As the rumors of player transactions bounced from ear to ear in the world of Major League Baseball, hundreds of fans, historians, and families meandered down Main Street in the Mecca of our national pasttime, Cooperstown, New York. While the legend of baseball's creation has been proven to be nothing more than a myth, so much of the sport traces it's roots here, to 25 Main Street. Behind an unimposing brick façade decades of dirt and dust, pine tar, print, and leather make their home, and generations of faithful come to pay homage.
If you've never been to the National Baseball Hall of Fame and Museum, you don't know what it's like to step back in time. Drive through upper New York on rather unspectacular highways, find your way down the offramp from route 88, and turn left into the winding backroads of a quieter place. Farmhouses and small corner stores are nestled into small clearings that, eventually, will lead you down a hill and into a picture book neighborhood.
The main drag in town is, fittingly, Main Street. Old storefronts lined with baseball memoribilia, folding tables and accompanying chairs, children staring deer-eyed at the window glass and display cases, fathers unsure of just how exactly to mitigate the behavior of both their outer adult and inner child, all are here. The greatest players in the game sit in back rooms and on card chairs, waiting to sign (albeit for a price) any item you desire. The history of the game, both present (in the players) and past (in the books, the photos, and the equipment) is nowhere so strong as here, in Cooperstown.
Ever wonder what Hank Aaron's locker looked like? What about the home plate of Ebbets Field? Collect baseball cards? The ones at home in your plastic card sheets look nothing like the ones suspended behind the glass here. Though not all of the readers for this site are Red Sox fans, but for that majority that is, why not take a look at the glove Orlando Cabrera used to spark the lackluster defense of the 2004 World Series Team? Keith Foulke's shoes? They're here, too. And somewhere, Doug Mientkiewicz's college fund hides from critics amidst far more worthy artifacts.

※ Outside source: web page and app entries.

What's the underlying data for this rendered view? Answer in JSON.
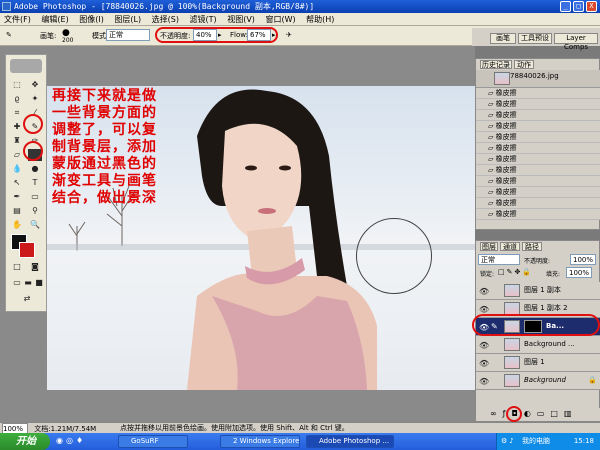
{
  "window": {
    "title": "Adobe Photoshop - [78840026.jpg @ 100%(Background 副本,RGB/8#)]",
    "min_glyph": "_",
    "max_glyph": "□",
    "close_glyph": "X"
  },
  "menu": [
    "文件(F)",
    "编辑(E)",
    "图像(I)",
    "图层(L)",
    "选择(S)",
    "滤镜(T)",
    "视图(V)",
    "窗口(W)",
    "帮助(H)"
  ],
  "options": {
    "brush_label": "画笔:",
    "brush_size": "200",
    "mode_label": "模式:",
    "mode_value": "正常",
    "opacity_label": "不透明度:",
    "opacity_value": "40%",
    "flow_label": "Flow:",
    "flow_value": "67%"
  },
  "palette_well": [
    "画笔",
    "工具预设",
    "Layer Comps"
  ],
  "caption": "再接下来就是做一些背景方面的调整了，可以复制背景层，添加蒙版通过黑色的渐变工具与画笔结合，做出景深",
  "history": {
    "tabs": [
      "历史记录",
      "动作"
    ],
    "snapshot": "78840026.jpg",
    "steps": [
      "橡皮擦",
      "橡皮擦",
      "橡皮擦",
      "橡皮擦",
      "橡皮擦",
      "橡皮擦",
      "橡皮擦",
      "橡皮擦",
      "橡皮擦",
      "橡皮擦",
      "橡皮擦",
      "橡皮擦"
    ]
  },
  "layers": {
    "tabs": [
      "图层",
      "通道",
      "路径"
    ],
    "blend_mode": "正常",
    "opacity_label": "不透明度:",
    "opacity_value": "100%",
    "lock_label": "锁定:",
    "fill_label": "填充:",
    "fill_value": "100%",
    "items": [
      "图层 1 副本",
      "图层 1 副本 2",
      "Ba...",
      "Background ...",
      "图层 1",
      "Background"
    ]
  },
  "status": {
    "zoom": "100%",
    "doc": "文档:1.21M/7.54M",
    "hint": "点按并拖移以用前景色绘画。使用附加选项。使用 Shift、Alt 和 Ctrl 键。"
  },
  "taskbar": {
    "start": "开始",
    "tasks": [
      "GoSuRF",
      "2 Windows Explorer",
      "Adobe Photoshop ..."
    ],
    "tray_label": "我的电脑",
    "time": "15:18"
  },
  "colors": {
    "annotation": "#e00000",
    "foreground": "#111111",
    "background": "#cc1a1a",
    "selected_layer": "#1c2c6c"
  }
}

Whatever your age, whatever your affiliation, Cooperstown is worth the trip. Take your wife, take your kids, take your best friends. Go alone. It doesn't matter how, or even when, for that matter. All that matters is that you come, and breathe in the air of the generations that have passed.